A private sewer lateral (PSL) is the pipe that connects a home or business’ plumbing to the publicly owned sanitary sewer main line, usually located under the street. This essential pipe carries all the wastewater from a home or business to the sewer main. This includes everything washed down a sink or flushed down a toilet. Sewage is then transported to a treatment facility.
Sometimes referred to as “side sewers,” private sewer laterals consist of two main parts:
- The upper sewer lateral – The length of pipe closer a home or business, including the area from the building cleanout to the sidewalk.
- The lower sewer lateral – The length of pipe closer to the street, including the area from the sidewalk’s curb cleanout to the public sewer main.
Who is Responsible for a Sewer Lateral?
As the PSL term may suggest, a private sewer lateral is the responsibility of the private property owner. In many cases, a homeowner is solely responsible for the upper lateral connection. In many locations however, property owners are responsible for both the upper and lower lateral. The city is only responsible for the connection onto the city’s sewer main lines. A property owner could be liable if their pipes cause damage to the public sewer main. The city should cover any repairs for damage caused by them and maintenance.
Common Private Sewer Lateral Problems
The condition of a private sewer lateral will determine where the wastewater goes. Pipe condition also effect whether or not ground water or rain runoff can enter the pipe.
Pipe failure usually comes in the form of cracks, breaks or blockages in the pipe. Common causes of sewer lateral failure include:
- Natural erosion from the wastewater
- Pipe corrosion, calcification, and scale build up.
- Shifting soil
- Root intrusion
Problems caused by a broken sewer laterals
- Sewer backups
- Contamination of soil and local waterways from leakage
- Raw sewage overflow caused by water intrusion and root growth
As a sewer lateral ages, it becomes more vulnerable to breakage. The average lifetime of a private sewer lateral depends on the material used to construct the pipe. Clay pipes are the most common, but the old-style hub and spigot joints fail, causing the pipeline to break. Cast iron is a common sewer lateral material and should last about 30-50 years. Finally high-density polyethylene (HDPE) has gained popularity the industry. HDPE offers durability, low cost, faster repair, and 100+ years of useful life.
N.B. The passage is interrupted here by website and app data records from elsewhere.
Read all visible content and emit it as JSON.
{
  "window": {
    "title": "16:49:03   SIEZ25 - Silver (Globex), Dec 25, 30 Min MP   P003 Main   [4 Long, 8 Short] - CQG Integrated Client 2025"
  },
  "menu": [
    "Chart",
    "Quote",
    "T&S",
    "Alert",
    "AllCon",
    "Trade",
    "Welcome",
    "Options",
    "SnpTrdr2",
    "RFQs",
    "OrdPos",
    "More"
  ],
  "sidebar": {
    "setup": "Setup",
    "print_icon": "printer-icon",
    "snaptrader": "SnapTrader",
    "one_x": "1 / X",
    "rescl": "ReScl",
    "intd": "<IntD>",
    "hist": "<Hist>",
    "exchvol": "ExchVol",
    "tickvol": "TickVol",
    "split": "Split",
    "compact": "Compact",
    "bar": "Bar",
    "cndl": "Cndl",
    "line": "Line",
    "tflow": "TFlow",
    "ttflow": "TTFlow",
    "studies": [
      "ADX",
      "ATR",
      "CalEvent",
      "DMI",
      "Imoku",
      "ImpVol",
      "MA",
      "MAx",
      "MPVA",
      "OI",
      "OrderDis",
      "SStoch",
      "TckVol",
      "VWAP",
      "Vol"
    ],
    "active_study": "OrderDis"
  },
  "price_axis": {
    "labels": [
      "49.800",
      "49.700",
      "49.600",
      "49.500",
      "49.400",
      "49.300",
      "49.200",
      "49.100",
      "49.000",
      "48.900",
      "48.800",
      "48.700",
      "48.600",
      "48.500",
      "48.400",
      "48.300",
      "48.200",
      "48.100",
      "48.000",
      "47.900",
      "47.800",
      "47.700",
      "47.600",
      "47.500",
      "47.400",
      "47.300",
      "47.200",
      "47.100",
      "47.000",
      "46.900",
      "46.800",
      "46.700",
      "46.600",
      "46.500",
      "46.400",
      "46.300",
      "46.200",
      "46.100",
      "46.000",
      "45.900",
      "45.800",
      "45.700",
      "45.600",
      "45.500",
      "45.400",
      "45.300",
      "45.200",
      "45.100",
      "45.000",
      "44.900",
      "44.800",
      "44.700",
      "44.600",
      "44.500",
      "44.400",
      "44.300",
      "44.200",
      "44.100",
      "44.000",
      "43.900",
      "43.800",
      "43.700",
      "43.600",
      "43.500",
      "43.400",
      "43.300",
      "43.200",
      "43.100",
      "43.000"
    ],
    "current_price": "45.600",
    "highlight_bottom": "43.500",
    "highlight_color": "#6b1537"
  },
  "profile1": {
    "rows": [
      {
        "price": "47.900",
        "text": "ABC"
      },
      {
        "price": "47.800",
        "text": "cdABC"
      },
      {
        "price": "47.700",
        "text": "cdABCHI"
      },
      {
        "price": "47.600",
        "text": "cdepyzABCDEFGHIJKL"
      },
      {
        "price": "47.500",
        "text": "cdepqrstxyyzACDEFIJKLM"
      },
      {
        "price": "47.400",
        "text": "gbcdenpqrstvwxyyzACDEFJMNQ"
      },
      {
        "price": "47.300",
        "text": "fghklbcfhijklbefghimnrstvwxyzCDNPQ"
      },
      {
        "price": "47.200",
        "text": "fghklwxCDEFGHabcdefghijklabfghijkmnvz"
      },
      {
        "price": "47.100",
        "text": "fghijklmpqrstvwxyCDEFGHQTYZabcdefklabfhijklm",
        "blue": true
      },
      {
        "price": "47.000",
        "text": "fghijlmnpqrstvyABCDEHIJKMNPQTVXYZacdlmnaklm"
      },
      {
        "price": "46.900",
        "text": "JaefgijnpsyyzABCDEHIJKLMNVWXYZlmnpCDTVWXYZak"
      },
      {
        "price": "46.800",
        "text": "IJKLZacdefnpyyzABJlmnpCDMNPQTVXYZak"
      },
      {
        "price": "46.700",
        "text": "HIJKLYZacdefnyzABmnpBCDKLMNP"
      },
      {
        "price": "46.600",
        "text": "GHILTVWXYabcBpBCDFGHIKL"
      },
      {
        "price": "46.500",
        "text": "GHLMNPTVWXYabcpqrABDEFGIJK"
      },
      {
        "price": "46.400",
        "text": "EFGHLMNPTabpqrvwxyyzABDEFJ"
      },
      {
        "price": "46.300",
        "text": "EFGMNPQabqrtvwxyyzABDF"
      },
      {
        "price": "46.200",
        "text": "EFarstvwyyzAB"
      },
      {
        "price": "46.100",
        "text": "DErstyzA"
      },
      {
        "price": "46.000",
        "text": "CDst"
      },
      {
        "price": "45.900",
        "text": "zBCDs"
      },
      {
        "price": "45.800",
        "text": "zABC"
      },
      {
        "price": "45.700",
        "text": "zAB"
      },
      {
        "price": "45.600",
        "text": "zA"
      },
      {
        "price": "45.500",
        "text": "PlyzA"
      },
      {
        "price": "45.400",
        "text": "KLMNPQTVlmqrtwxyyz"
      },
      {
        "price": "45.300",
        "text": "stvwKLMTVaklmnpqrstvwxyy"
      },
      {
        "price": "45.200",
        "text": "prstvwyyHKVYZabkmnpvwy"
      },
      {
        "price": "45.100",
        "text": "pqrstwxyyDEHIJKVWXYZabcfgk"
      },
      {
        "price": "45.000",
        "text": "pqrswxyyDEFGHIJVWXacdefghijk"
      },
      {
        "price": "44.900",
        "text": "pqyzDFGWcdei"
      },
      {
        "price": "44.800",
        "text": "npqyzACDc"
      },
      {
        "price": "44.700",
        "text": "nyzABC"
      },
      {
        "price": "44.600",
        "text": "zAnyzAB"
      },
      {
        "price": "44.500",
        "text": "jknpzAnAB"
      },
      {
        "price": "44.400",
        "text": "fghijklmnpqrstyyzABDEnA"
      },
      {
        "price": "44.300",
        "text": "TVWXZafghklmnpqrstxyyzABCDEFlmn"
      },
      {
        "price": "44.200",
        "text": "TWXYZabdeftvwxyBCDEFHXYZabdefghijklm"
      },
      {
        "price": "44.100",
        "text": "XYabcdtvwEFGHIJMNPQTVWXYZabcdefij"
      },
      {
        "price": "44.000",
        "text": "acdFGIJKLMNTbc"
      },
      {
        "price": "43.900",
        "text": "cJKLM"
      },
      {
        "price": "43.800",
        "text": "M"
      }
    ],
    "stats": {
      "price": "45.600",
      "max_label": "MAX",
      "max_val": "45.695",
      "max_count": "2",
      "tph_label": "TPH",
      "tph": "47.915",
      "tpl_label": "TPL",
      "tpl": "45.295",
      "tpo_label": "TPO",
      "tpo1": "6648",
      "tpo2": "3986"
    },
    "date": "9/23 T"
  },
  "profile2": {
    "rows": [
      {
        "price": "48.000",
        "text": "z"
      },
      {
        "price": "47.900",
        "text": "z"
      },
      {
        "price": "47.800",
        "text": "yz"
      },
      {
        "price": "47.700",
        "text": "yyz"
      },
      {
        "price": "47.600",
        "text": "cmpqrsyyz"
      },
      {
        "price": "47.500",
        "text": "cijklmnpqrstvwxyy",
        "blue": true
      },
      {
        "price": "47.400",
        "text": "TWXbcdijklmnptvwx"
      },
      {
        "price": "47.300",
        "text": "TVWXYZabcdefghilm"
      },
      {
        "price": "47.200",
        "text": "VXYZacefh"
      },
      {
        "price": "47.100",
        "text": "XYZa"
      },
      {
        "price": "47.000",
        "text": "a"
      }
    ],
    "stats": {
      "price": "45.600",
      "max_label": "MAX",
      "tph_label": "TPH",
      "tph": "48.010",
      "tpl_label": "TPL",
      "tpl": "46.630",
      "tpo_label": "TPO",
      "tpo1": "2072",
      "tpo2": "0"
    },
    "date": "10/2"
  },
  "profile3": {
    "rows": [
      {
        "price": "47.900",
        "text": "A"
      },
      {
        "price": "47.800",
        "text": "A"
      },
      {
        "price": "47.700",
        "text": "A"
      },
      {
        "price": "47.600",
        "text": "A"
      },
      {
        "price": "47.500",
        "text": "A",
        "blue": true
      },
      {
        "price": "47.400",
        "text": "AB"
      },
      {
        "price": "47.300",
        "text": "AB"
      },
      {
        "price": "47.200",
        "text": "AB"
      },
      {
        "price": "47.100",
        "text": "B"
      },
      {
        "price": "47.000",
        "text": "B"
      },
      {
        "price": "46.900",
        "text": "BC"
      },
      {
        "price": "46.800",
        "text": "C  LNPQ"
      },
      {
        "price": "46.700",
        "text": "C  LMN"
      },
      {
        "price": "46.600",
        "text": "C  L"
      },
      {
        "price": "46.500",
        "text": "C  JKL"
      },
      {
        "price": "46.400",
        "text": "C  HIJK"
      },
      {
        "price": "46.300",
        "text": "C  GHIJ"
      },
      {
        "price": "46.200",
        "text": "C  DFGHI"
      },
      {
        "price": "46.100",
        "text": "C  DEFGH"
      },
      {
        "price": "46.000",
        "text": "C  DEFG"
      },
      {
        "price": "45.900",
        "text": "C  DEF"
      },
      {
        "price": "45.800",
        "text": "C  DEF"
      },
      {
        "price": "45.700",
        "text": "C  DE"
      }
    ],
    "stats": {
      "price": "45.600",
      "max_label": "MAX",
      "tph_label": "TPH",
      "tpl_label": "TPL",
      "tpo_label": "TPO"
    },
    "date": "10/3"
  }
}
Environmental Requirements for Sewer Laterals
Broken private sewer laterals can create serious environmental risks. Pipe failures cause wastewater to flow out of the pipe and into the ground where it can threaten drinking water. Inflow and infiltration failures are the most common problem. Inflow and Infiltration occurs when rainwater or groundwater enters the pipe. This issue is so common that the excess water can overwhelm a sewer treatment system. Overflows and backups can happen when a system is overwhelmed. This can force untreated sewage into yards, streets, or nearby bodies of water.
How to Fix a Broken Private Sewer Lateral?
If there are sewage issues with your home or business but you’re not sure that your private sewer line is the culprit, a sewer video inspection is a good first step. The inspection diagnoses the line and can tell you if your line could pass a pressure test or not. To save time and money video inspection is done before you test the line.
A sewer line video inspection is the only way to confirm the condition of your sewer line. Video inspection identifies problems within the pipe. Blockages are a typical problem found by these inspections. The inspection will also determine if the sewer lateral needs to be replaced. Envirosight‘s Verisight or Jetscan equipment can be used to inspect and easily detect a blockage.
Lateral inspections are becoming more commonplace after long being overlooked. A city will complete a lateral inspection before they take over a new pipeline. This inspection is done to avoid responsibility for pipeline that’s already in poor condition. When a home or business experiences a backup, cities will perform an inspection to determine who is responsible for repairs. Some cities have even developed programs to clearly outline maintenance strategies and requirements for this essential underground infrastructure.